Describe the basic principles of operant conditioning
The basic principle of operant conditioning is that the ideas of classical conditioning are not complex enough to explain the ways in which human beings learn. Operant conditioning is based on the idea that human beings use their intelligence to interact with their world. They experiment with behaviors and learn which behaviors should be repeated based on the responses they get from their environment. In this view, human beings are experimenting with their environments to find out what behaviors elicit desireable results.
Because of this, B.F. Skinner (the father of operant conditioning) argued that behaviors are learned through negative reinforcement, positive reinforcement, and punishment.

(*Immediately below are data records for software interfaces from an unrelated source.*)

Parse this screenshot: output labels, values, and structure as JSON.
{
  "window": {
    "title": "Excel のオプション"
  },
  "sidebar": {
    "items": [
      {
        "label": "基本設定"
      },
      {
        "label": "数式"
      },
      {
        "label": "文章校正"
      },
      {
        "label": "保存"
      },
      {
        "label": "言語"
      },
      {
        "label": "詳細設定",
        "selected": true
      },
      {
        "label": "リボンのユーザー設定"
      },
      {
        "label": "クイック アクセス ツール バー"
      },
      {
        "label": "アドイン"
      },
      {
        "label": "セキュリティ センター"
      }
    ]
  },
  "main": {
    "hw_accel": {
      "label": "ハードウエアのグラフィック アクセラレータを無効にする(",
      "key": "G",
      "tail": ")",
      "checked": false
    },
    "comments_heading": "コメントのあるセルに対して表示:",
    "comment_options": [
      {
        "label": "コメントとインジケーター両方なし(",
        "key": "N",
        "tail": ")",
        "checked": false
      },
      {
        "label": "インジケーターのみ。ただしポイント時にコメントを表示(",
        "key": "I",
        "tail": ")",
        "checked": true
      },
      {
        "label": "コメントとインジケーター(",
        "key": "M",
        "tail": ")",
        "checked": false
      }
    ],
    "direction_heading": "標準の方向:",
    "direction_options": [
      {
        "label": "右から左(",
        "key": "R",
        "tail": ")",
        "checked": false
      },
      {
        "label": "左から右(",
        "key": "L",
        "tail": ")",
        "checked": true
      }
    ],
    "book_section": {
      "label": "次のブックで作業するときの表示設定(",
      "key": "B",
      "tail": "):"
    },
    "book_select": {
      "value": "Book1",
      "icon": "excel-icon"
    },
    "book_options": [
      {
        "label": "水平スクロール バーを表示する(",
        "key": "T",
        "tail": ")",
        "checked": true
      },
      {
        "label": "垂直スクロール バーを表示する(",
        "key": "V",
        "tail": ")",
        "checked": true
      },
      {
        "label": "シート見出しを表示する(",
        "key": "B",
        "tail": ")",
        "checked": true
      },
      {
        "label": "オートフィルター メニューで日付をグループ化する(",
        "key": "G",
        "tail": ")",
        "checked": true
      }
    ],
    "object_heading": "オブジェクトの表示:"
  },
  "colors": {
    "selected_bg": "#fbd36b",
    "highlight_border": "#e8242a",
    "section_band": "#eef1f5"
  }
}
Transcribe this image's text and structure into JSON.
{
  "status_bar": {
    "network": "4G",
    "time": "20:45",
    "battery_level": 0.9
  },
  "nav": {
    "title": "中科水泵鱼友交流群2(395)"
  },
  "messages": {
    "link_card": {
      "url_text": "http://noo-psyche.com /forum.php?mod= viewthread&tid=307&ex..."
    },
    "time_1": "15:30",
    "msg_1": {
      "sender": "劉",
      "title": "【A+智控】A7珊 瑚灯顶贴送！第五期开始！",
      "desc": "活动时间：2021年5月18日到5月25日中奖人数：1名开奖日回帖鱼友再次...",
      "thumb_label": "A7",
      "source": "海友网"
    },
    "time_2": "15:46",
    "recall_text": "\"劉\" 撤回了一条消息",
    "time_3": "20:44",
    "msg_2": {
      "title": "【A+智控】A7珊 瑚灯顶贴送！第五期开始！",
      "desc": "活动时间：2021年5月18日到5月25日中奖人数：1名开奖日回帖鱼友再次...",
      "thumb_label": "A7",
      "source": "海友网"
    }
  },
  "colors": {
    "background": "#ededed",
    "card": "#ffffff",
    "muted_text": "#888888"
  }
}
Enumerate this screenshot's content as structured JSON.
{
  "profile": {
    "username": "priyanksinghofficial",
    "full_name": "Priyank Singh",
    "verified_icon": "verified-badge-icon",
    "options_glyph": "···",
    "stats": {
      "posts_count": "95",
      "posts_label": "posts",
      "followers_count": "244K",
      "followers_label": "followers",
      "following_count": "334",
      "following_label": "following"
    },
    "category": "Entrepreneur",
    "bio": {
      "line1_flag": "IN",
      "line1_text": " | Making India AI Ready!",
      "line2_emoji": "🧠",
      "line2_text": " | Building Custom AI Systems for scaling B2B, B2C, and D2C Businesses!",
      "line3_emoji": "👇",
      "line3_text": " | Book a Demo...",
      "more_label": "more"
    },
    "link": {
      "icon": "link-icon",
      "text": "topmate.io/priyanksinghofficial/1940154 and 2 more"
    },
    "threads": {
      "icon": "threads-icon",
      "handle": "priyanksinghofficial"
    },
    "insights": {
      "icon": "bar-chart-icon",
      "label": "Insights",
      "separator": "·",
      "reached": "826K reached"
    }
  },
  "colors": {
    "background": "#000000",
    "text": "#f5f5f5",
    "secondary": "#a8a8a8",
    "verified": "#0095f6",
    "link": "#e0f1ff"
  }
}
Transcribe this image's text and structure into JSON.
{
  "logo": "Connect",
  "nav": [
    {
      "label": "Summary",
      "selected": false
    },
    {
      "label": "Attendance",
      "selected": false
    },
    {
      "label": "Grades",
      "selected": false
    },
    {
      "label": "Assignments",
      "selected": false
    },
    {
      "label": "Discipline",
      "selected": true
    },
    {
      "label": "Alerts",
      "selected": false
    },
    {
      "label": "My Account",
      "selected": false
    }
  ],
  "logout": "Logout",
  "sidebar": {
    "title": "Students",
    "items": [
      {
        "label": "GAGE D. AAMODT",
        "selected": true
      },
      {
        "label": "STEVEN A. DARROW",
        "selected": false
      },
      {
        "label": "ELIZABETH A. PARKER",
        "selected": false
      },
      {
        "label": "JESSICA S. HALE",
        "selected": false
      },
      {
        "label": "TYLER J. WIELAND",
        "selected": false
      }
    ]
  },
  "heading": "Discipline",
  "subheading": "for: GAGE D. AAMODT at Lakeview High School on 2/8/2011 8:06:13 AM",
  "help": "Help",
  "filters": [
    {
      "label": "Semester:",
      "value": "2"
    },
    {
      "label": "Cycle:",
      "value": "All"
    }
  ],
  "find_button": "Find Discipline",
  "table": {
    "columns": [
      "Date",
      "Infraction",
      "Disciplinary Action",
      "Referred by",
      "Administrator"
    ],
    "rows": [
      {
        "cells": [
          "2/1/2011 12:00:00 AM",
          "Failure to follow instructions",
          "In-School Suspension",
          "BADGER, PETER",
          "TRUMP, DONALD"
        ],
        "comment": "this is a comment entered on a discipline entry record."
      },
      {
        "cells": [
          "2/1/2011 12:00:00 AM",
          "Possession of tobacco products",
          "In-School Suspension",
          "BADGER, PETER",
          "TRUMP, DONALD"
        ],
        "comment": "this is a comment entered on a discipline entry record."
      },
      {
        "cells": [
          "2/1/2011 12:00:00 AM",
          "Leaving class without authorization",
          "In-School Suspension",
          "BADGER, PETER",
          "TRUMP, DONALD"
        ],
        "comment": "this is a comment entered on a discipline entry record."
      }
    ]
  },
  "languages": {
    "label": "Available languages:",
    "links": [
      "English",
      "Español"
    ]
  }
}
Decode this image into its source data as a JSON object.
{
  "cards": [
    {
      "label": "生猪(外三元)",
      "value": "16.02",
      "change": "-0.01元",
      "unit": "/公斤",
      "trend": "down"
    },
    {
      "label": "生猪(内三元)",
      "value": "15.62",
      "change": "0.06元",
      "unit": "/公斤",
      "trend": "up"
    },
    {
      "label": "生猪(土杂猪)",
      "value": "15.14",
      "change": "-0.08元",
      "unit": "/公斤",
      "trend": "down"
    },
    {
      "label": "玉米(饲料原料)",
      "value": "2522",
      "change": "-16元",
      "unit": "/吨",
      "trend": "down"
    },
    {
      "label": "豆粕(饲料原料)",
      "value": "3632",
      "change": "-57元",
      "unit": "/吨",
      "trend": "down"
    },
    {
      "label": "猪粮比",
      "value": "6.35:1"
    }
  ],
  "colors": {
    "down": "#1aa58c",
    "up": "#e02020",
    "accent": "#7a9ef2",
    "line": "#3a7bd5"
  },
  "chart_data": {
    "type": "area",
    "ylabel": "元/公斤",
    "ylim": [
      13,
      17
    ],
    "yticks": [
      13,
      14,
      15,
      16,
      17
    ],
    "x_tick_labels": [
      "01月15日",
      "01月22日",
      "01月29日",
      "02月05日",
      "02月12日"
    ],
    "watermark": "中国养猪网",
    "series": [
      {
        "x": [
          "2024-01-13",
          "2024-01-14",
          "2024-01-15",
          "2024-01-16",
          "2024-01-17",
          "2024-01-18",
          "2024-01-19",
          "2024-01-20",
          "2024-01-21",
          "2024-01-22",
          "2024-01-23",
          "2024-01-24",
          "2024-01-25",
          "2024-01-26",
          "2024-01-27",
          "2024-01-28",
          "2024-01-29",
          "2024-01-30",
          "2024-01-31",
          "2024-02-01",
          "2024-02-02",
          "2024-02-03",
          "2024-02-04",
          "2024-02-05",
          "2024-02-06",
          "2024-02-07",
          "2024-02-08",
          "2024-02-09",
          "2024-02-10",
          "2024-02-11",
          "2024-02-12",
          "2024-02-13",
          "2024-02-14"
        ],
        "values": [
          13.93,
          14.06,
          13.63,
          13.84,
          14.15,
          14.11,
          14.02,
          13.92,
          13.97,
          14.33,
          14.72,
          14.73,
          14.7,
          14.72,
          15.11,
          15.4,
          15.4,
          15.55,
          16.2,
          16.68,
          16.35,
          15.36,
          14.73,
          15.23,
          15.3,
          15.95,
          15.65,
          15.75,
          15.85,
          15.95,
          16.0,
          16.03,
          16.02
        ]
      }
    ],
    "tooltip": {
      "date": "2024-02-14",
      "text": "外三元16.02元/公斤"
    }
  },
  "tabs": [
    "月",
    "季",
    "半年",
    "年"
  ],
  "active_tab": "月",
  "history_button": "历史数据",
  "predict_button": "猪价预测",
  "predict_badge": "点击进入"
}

People learn how to behave based on which of those reactions they come to associate with various behaviors or types of behaviors.
Operant conditioning- Behavior that operates on the environment, producing consequences. (your actions are associated with consequences). Actions followed by reinforces (a stimulus that strengthens or weakens the behavior that produced it) increase; those followed by punishers decrease.
Designed Operant Chamber: (skinner box) containing a bar or key that an animal can manipulate to obtain a food or a water reinforce; records the animal’s rate of pressing or key pecking.
Used Shaping: procedure in which reforcers like food guide behavior toward closer and closer approximations of the desired behavior.The animal is rewarded for getting close to the behavior, then rewarded for going a bit further, and finally rewarded for the actual behavior.